a apple tree makes me think about cultivation

Oh, how I wish we had an apple tree in our yard like the one in the yard a few blocks over.

Or a lemon tree. Oh, how I miss having a lemon tree!

When we lived in Southern California, in the townhouse that is still the one place I have lived in for the most consecutive years of my life (this house we own now will surpass that five year mark next summer; we only owned our first house for four years before we moved to New Jersey), we bought a meyer lemon tree and managed to keep it alive in the backyard, in its container.

This was in the year or two before we moved, not knowing that our next move would be to Canada.

(You can't bring plants between the USA and Canada.)

I had actually managed to eek out a really neat container garden in that backyard, which was a typical Southern California cement patio enclosed by high fences. Not an inch of dirt. Only cement, which baked hot, hot, hot in the summer sun but was exceptionally pleasant after the sun had set, the cement radiating heat to warm the cooling (semi) desert air.

One time, we were even able to make lemon bars from the lemons our little tree produced. I probably had to supplement the lemons with juice from store-bought ones, but that there were enough lemons that I could conceivably make lemon bars, that amazed me.

I had always said, before that garden, that I had a black thumb.

I still kill house plants left and right, unless they live in the kitchen, where I'll remember to water them. My last plant - a yuca - actually died of overwatering. Sigh. I'll try again, eventually.

But that last year in our townhouse, I grew tomatoes and zucchini and basil and lavender outside. If I remember correctly, the basil died; it was too hot. The lavender thrived. The tomatoes were amazing, fresh from the vine. Yum.

I did not have a black thumb. I could remember to water the plants if I made a schedule. Containers on that patio were easy - the heat made it so I had to water them every day.

And when we moved, after making this townhouse - the one place in the world where I had lived the most consecutive years of my life - a home, with this wee little, thriving container garden, we had to give away all of those containers of plants. It was sad to give them away, these green plants that had helped me turn my life around.

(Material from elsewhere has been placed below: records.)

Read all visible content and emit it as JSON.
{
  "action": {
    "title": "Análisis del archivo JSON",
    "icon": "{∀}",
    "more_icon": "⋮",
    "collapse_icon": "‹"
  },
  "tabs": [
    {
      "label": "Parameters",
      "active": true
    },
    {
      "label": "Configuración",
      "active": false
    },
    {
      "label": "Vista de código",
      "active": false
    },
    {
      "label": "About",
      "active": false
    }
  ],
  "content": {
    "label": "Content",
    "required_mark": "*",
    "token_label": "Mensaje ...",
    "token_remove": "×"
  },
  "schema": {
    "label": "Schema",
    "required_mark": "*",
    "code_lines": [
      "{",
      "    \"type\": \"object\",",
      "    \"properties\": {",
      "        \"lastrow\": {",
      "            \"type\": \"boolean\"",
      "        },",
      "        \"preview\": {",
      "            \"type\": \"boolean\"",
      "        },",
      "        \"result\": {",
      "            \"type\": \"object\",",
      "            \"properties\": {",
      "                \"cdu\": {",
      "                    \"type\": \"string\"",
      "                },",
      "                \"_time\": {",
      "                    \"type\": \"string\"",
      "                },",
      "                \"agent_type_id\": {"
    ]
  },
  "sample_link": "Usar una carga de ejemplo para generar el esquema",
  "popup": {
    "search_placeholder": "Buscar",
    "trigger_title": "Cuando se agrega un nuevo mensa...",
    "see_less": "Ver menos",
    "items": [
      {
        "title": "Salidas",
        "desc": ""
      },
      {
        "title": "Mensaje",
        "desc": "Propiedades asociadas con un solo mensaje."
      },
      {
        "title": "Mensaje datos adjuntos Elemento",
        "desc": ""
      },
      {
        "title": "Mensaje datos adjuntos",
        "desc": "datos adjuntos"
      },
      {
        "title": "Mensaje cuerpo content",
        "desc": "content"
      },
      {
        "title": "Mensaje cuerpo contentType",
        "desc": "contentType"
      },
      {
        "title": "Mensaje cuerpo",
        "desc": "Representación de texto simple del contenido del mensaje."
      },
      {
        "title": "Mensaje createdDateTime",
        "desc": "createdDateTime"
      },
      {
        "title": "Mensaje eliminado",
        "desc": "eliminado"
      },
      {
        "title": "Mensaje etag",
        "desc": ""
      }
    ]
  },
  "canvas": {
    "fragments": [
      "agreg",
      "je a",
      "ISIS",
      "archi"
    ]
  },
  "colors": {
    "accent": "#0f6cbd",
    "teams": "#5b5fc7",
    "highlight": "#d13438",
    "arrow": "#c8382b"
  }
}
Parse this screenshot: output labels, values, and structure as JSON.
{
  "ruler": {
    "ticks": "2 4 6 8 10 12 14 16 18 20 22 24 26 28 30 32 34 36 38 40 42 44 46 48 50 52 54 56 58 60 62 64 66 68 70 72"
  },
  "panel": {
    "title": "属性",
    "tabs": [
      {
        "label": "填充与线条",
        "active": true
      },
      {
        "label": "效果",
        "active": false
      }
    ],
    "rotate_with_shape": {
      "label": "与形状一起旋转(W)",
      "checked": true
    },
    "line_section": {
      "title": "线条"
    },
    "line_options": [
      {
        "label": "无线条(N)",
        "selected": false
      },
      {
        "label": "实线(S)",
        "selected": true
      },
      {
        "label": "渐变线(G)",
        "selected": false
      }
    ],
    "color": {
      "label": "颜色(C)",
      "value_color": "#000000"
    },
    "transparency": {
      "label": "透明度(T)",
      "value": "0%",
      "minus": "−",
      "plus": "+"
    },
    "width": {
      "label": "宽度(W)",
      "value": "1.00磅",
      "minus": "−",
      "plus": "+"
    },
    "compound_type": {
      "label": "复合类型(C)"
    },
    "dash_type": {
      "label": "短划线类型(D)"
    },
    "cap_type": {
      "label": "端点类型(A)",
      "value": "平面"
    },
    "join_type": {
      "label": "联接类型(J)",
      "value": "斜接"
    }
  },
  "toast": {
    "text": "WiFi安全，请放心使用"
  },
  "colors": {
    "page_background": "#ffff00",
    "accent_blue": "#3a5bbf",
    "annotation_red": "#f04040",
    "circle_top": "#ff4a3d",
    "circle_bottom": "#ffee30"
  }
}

(That was also around the time we got marriedI found flylady and we adopted our dog, Pinter. To say my life changed in those five years we lived in Southern California is a complete understatement.)

The meyer lemon tree went to a friend, who managed to keep it alive for years before passing it on to someone else when she moved. We don't know where it is now.

The herbs and tomatoes went to someone else, I don't even remember who (probably another grad school cohort).

What I learned, cultivating that garden, is that I don't have a black thumb. Or a green thumb. I have the moment that I am in, and the ability to make decisions about what to cultivate.

When I am at spoon's end, it's enough to have one plant growing on the kitchen window sill. Or none. When I have enough spoons, I can cultivate a larger garden. I even had a wild container garden at this house, in the summer of 2012.

Here in New Jersey, the basil thrived, and the lavender died. The tomatoes tasted amazing, fresh from the vine.

(In the summer of 2013, we were going to Thailand for almost a month, so I didn't bother planting a container garden. In 2014, I got bronchitis after we came back from our trip to California: no garden. This summer, we were in Morocco for three weeks. No container garden.)

Right now, I have a medium amount of spoons. I feel up to cultivating a few more plants, but it feels like the season for a full blown container garden has passed already.

And so, I've been thinking about indoor plants again.

The bamboo I've been keeping alive for a few years now on the kitchen window sill has been joined by a basil plant. I'm considering putting in glass shelves over the kitchen sink (like this) so that I can grow some other herbs over the winter. (Ones I'm not allergic to.)

It's time to cultivate more plants. Indoors, for now, since winter will be here soon enough.

Even if we move to another country (extremely unlikely) and I have to give up the plants later. Right now, I feel like it would be better to cultivate and let go than not cultivate at all.

But I probably won't get an apple tree just yet.

Or a lemon tree.

I'll start with basil (and maybe add lavender and mint) over the kitchen window. Next spring I can reconsider what else to add and if I'm up for outside plants.